> The data:
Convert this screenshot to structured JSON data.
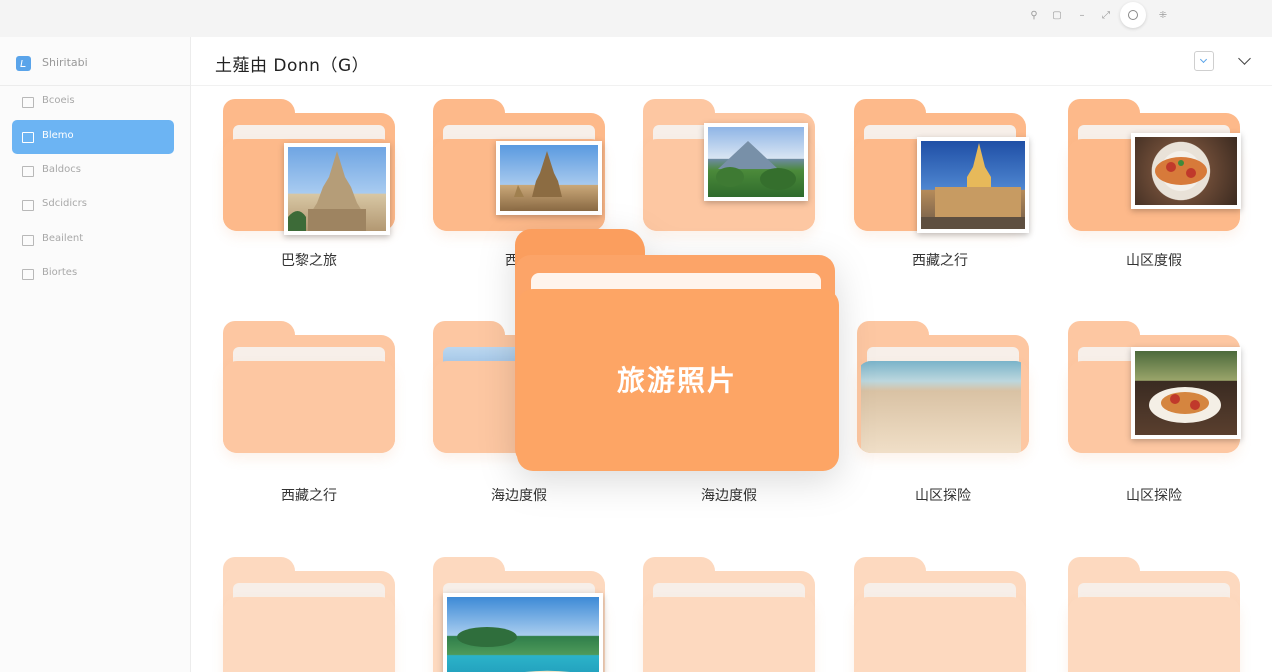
{
  "topbar": {
    "icons": [
      "person-icon",
      "window-icon",
      "minus-icon",
      "expand-icon",
      "circle-button-icon",
      "grid-icon"
    ]
  },
  "sidebar": {
    "title": "Shiritabi",
    "items": [
      {
        "label": "Bcoeis",
        "active": false
      },
      {
        "label": "Blemo",
        "active": true
      },
      {
        "label": "Baldocs",
        "active": false
      },
      {
        "label": "Sdcidicrs",
        "active": false
      },
      {
        "label": "Beailent",
        "active": false
      },
      {
        "label": "Biortes",
        "active": false
      }
    ]
  },
  "header": {
    "path": "土薤由 Donn（G）"
  },
  "folders": [
    {
      "label": "巴黎之旅",
      "tone": "c1",
      "image": "stupa"
    },
    {
      "label": "西藏",
      "tone": "c1",
      "image": "stupa2"
    },
    {
      "label": "",
      "tone": "c2",
      "image": "mountain"
    },
    {
      "label": "西藏之行",
      "tone": "c1",
      "image": "cathedral"
    },
    {
      "label": "山区度假",
      "tone": "c1",
      "image": "food"
    },
    {
      "label": "西藏之行",
      "tone": "c2",
      "image": ""
    },
    {
      "label": "海边度假",
      "tone": "c2",
      "image": "blue"
    },
    {
      "label": "海边度假",
      "tone": "c2",
      "image": ""
    },
    {
      "label": "山区探险",
      "tone": "c2",
      "image": "sand"
    },
    {
      "label": "山区探险",
      "tone": "c2",
      "image": "food2"
    },
    {
      "label": "",
      "tone": "c3",
      "image": ""
    },
    {
      "label": "",
      "tone": "c3",
      "image": "beach"
    },
    {
      "label": "",
      "tone": "c3",
      "image": ""
    },
    {
      "label": "",
      "tone": "c3",
      "image": ""
    },
    {
      "label": "",
      "tone": "c3",
      "image": ""
    }
  ],
  "dragged_folder": {
    "label": "旅游照片"
  },
  "colors": {
    "accent": "#6cb4f3",
    "folder": "#fdb98a",
    "folder_active": "#fca468"
  }
}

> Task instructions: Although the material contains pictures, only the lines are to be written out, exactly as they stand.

> Response:
Convert this screenshot to structured JSON data.
{
  "topbar": {
    "icons": [
      "person-icon",
      "window-icon",
      "minus-icon",
      "expand-icon",
      "circle-button-icon",
      "grid-icon"
    ]
  },
  "sidebar": {
    "title": "Shiritabi",
    "items": [
      {
        "label": "Bcoeis",
        "active": false
      },
      {
        "label": "Blemo",
        "active": true
      },
      {
        "label": "Baldocs",
        "active": false
      },
      {
        "label": "Sdcidicrs",
        "active": false
      },
      {
        "label": "Beailent",
        "active": false
      },
      {
        "label": "Biortes",
        "active": false
      }
    ]
  },
  "header": {
    "path": "土薤由 Donn（G）"
  },
  "folders": [
    {
      "label": "巴黎之旅",
      "tone": "c1",
      "image": "stupa"
    },
    {
      "label": "西藏",
      "tone": "c1",
      "image": "stupa2"
    },
    {
      "label": "",
      "tone": "c2",
      "image": "mountain"
    },
    {
      "label": "西藏之行",
      "tone": "c1",
      "image": "cathedral"
    },
    {
      "label": "山区度假",
      "tone": "c1",
      "image": "food"
    },
    {
      "label": "西藏之行",
      "tone": "c2",
      "image": ""
    },
    {
      "label": "海边度假",
      "tone": "c2",
      "image": "blue"
    },
    {
      "label": "海边度假",
      "tone": "c2",
      "image": ""
    },
    {
      "label": "山区探险",
      "tone": "c2",
      "image": "sand"
    },
    {
      "label": "山区探险",
      "tone": "c2",
      "image": "food2"
    },
    {
      "label": "",
      "tone": "c3",
      "image": ""
    },
    {
      "label": "",
      "tone": "c3",
      "image": "beach"
    },
    {
      "label": "",
      "tone": "c3",
      "image": ""
    },
    {
      "label": "",
      "tone": "c3",
      "image": ""
    },
    {
      "label": "",
      "tone": "c3",
      "image": ""
    }
  ],
  "dragged_folder": {
    "label": "旅游照片"
  },
  "colors": {
    "accent": "#6cb4f3",
    "folder": "#fdb98a",
    "folder_active": "#fca468"
  }
}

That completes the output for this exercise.